Signed Delaplanche on the base
Height : 100 cm (39 1/3 in.) ; Width : 33 cm (13 in.) ; Depth : 22 cm (8 2/3 in.)
Beautifully sculpted in white Carrare marble, depicting a Biblical scene with Agar, an Egyptian slave and Abraham’s concubine, with her son Ismaël, goes away to the desert.

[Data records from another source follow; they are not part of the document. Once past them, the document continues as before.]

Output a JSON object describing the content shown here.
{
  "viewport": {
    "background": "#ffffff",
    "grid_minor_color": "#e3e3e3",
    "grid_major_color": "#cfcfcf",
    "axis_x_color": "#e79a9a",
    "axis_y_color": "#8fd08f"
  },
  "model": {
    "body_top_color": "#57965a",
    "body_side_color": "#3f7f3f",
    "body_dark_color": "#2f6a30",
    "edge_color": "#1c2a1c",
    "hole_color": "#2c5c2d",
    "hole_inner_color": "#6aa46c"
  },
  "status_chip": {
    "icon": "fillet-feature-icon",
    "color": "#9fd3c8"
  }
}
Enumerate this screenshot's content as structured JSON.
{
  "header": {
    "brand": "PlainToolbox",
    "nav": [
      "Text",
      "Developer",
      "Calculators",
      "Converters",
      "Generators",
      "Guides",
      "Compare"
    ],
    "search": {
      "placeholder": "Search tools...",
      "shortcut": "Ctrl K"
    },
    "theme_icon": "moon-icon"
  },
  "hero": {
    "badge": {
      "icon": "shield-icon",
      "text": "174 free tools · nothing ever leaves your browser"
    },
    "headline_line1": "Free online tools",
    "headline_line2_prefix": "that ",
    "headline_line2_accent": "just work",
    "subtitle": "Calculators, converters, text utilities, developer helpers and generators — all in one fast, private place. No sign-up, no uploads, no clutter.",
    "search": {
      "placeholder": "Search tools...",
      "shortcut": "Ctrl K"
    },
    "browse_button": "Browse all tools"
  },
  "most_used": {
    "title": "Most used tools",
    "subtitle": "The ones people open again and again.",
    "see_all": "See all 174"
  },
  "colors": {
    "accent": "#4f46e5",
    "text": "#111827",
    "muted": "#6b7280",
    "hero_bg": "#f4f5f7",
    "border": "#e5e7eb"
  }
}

Eugène Delaplanche was a pupil of Francisque Duret (1804-1865), gained the Prix de Rome in 1864 (spending 1864-67 at the Villa Medici in Rome). He was a very talented artist, much appreciated under the Second Empire. His best work is naturalistic, but at the same time classical, dignified and simple in line, and shows sound mastery of technique. With some of his colleagues, he was against the Realism artistic movement. Delaplanche exhibited several times at the Salon of the French artists in Paris, such in 1877, and obtained the Medal of honour in 1878.
Many Eugène Delaplanche’s masterpieces are now preserved and exhibited in famous French museums, such in Paris, at the Orsay Museum (Virgin with a lily, marble ; Africa, 1878, bronze, on the parvis of the museum; Eve after the Fall, 1869, marble ; Eve before the Fall, c. 1891, marble), at the Fine Arts Museum in Marseille (Child riding a tortoise, 1866, bronze), at the Antoine Vivenel Museum in Compiègne (Allegory of Air, bronze ; Allegory of Water, bronze), as well as at the Crozatier Museum at the Puy-en-Velay (Study of a monk’s head, c. 1870, marble). Maternal education, 1875 stands in the Samuel-Rousseau gardens in Paris (7th arrondt.) and Music, 1870, in front of the Paris Opéra newly built by Charles Garnier. In the decorative arts field, Eugène Delaplanche sculpted 1865 the reliefs used for the cabinet presented by Antoine Kneib at the 1867 Paris Universal Exhibition, and purchased by the wellknown Marchioness Païva (Arts décoratifs Museum, Paris, inv. 21506).